Uterine cancer, the fourth most prevalent cancer in women and one that is on the rise in the United States, is caused by no one gene.
That’s why Allison Hickman, a geneticist at Clemson University, focused her research on identifying networks of genes linked in uterine cancer that could be possible targets for more effective pharmacological therapy.
According to the American Cancer Society, over 66,000 women in the United States will be diagnosed with uterine cancer this year. In 2022, more than 12,500 women will die from the disease.
Hickman used certain biomarker systems to compare normal tissue of the uterus and two cancerous tissues.These systems enable a more complete look into the cellular networks and pathways impacted in uterine cancer than earlier single-gene analysis in an attempt to identify similar patterns
“We were able to differentiate genes that had different associations in uterine cancer than they did in normal uterine tissue in our study,” said Hickman.

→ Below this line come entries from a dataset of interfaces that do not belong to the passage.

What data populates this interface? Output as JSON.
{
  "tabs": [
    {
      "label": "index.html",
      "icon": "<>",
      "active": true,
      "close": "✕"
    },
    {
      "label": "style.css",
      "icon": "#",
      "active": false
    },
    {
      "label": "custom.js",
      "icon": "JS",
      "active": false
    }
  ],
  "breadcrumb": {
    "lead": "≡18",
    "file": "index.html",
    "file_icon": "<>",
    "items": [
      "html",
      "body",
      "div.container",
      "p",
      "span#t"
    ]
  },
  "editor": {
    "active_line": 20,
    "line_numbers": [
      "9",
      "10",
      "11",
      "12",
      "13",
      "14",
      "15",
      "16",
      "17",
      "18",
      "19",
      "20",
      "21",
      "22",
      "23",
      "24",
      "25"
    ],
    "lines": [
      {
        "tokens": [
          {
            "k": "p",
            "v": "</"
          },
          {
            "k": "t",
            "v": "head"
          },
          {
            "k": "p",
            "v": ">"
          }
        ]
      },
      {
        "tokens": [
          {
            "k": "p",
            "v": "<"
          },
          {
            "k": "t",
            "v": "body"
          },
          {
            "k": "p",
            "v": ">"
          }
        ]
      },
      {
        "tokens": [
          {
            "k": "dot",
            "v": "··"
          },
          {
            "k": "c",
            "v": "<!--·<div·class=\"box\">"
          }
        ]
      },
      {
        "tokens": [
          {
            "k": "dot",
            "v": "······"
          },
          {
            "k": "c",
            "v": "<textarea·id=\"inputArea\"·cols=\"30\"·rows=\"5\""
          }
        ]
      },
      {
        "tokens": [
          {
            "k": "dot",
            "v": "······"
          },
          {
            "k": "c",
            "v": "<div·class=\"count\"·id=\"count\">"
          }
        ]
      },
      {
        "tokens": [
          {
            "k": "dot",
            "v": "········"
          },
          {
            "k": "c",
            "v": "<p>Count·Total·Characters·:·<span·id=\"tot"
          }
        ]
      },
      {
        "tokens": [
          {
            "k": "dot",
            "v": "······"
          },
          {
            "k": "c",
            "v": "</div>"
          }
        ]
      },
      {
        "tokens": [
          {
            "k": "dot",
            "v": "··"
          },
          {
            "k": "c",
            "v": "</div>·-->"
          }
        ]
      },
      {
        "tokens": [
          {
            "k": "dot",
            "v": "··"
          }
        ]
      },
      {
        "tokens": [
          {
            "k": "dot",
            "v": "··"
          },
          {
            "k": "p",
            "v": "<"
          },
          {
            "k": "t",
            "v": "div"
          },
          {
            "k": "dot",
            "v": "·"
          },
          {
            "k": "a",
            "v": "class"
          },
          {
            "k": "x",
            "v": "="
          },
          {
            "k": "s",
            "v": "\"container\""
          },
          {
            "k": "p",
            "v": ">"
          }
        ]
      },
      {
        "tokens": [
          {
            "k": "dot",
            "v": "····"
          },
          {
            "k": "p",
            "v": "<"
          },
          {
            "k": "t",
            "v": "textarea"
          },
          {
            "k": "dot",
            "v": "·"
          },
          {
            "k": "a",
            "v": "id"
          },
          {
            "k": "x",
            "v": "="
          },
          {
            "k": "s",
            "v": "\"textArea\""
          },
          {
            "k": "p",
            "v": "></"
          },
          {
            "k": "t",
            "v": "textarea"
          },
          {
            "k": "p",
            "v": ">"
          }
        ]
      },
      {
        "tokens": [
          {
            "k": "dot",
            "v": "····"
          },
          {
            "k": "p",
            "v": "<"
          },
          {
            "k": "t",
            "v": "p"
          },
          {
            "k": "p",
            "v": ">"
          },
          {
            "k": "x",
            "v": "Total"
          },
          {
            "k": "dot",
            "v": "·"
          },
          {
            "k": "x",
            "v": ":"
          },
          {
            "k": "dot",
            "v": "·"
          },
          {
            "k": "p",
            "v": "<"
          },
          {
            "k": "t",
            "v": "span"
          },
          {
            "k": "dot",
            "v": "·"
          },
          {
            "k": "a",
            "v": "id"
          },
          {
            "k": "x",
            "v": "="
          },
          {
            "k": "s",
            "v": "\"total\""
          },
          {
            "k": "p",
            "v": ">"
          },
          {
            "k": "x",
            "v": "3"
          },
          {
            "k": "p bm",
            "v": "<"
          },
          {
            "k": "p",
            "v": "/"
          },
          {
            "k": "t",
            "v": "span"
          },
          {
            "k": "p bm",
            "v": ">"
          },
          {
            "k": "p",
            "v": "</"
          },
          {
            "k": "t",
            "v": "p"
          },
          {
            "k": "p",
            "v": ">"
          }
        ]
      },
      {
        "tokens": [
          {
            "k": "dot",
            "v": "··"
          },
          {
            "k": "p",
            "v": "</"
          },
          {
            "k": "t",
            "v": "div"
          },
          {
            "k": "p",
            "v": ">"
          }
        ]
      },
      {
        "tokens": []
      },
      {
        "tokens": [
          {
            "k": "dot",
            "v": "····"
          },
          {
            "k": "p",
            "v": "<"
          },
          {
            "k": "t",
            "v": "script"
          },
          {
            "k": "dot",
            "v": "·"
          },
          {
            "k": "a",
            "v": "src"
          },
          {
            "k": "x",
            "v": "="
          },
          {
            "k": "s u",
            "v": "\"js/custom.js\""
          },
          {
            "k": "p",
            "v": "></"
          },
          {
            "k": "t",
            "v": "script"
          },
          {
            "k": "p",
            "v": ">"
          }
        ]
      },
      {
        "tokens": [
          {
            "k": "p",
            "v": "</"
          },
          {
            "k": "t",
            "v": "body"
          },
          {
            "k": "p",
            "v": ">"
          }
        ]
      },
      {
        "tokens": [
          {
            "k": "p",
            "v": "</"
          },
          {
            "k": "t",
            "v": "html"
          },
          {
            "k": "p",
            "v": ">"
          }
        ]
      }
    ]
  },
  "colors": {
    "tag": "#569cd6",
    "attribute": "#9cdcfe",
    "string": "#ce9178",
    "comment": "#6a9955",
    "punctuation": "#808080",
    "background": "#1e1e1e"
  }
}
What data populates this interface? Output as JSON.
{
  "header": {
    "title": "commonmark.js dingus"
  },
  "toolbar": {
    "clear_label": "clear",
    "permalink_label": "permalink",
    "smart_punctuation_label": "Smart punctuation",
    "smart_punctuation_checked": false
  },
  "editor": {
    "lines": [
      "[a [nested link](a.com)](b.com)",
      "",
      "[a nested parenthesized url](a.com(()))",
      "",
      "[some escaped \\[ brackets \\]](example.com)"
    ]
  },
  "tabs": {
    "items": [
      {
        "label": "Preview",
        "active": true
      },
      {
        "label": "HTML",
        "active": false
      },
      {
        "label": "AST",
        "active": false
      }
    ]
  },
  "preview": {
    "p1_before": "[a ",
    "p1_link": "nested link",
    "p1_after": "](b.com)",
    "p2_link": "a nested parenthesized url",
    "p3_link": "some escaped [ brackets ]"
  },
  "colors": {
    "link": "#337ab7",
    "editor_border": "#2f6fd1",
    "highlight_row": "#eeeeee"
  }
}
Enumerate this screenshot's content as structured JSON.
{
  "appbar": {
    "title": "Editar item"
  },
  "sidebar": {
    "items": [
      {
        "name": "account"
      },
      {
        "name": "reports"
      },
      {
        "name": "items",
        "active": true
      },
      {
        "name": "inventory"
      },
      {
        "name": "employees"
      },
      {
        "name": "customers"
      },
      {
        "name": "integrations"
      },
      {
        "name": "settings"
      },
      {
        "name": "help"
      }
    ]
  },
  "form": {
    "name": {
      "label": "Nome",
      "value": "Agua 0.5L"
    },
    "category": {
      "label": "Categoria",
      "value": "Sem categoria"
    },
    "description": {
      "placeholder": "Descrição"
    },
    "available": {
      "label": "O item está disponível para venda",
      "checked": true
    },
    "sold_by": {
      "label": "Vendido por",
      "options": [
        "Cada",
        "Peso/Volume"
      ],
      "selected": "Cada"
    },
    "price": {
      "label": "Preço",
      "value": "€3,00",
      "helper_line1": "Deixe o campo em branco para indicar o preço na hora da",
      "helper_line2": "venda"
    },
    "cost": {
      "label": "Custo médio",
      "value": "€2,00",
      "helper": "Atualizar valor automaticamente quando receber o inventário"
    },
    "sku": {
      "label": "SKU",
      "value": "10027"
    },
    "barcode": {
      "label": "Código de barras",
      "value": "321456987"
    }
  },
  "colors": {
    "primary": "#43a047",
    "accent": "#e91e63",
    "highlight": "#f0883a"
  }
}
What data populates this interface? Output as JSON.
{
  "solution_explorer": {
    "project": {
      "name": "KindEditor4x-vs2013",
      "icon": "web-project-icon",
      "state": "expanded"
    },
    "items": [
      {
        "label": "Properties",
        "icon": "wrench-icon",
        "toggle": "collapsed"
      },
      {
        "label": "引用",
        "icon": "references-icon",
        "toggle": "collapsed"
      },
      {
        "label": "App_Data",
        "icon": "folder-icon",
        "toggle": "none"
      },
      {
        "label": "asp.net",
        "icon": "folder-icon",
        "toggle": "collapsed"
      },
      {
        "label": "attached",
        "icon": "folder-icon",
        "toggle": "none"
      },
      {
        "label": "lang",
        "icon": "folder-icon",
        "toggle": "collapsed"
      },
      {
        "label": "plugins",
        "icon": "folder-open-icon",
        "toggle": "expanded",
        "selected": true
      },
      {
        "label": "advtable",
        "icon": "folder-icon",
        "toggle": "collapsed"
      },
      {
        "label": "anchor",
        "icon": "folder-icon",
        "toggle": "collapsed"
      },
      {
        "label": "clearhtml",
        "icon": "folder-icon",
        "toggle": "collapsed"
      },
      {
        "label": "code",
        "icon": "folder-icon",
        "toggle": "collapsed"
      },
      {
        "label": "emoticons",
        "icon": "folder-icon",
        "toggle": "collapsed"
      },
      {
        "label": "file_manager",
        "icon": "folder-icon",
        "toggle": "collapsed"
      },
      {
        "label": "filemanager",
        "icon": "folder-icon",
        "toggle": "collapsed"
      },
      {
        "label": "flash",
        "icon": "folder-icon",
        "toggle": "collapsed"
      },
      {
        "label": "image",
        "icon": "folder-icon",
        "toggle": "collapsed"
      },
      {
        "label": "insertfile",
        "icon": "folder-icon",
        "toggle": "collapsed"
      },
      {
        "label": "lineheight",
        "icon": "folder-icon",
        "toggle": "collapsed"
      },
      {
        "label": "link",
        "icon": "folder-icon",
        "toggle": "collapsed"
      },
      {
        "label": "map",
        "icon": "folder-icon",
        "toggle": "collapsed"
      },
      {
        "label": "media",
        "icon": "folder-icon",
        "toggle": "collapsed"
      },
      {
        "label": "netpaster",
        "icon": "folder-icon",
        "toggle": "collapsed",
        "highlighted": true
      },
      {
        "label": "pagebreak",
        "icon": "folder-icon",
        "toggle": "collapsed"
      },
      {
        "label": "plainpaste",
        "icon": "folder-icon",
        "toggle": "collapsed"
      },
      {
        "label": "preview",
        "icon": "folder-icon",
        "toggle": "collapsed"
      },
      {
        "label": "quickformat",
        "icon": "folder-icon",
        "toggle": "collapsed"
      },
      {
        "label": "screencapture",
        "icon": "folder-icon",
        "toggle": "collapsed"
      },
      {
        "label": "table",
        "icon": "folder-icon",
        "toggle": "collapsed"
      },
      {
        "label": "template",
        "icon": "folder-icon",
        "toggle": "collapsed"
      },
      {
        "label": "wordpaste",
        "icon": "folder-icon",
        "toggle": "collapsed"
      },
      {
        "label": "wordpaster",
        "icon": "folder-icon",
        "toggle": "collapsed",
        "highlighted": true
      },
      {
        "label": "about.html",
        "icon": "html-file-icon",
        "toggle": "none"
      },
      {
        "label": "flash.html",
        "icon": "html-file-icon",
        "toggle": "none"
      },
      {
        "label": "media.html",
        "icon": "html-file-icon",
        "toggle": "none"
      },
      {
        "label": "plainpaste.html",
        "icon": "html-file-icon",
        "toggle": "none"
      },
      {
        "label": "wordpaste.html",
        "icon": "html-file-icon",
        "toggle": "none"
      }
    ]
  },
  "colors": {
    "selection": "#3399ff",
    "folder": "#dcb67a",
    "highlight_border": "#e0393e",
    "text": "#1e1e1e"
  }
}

There is no single gene that influences whether or not a person will acquire cancer. Rather, it is a complicated gene system.
Hickman’s research discovered 11 genes related to cancer of the uterus. These genes have the potential to be therapeutic targets.
“For the first time in science history, we have the ability to look at the entire system, identify the broken bits, and then begin to repair them.” “It’s not about discovering a silver bullet for a single gene,” Feltus explained. “From a therapy standpoint, it’s about identifying the combinations for sets of genes.”
As an analogy, Feltus suggested a spider web. If you wish to get rid of the spider web, you can snip one strand of it, but it won’t go away. However, if you hit enough points on the spider web, it will collapse.
Hickman’s and other researchers’ study is significant because it allows scientists to investigate if treatments approved for other types of cancer target the same “broken genes.”
Hickman began by compiling data for genetic information from two online public databases: The Cancer Genome Atlas and the National Institutes of Health Genotype-Tissue Expression (GTEx project). She created condition-specific gene co-expression networks for endometrial cancer, uterine carcinosarcoma, and normal uterine tissue using Gaussian mixture models. She then studied potential co-regulation interactions by incorporating uterine regulatory edges.
According to Hickman, this method allows for the examination of genes that are involved in more than one biological activity and so have numerous expression patterns.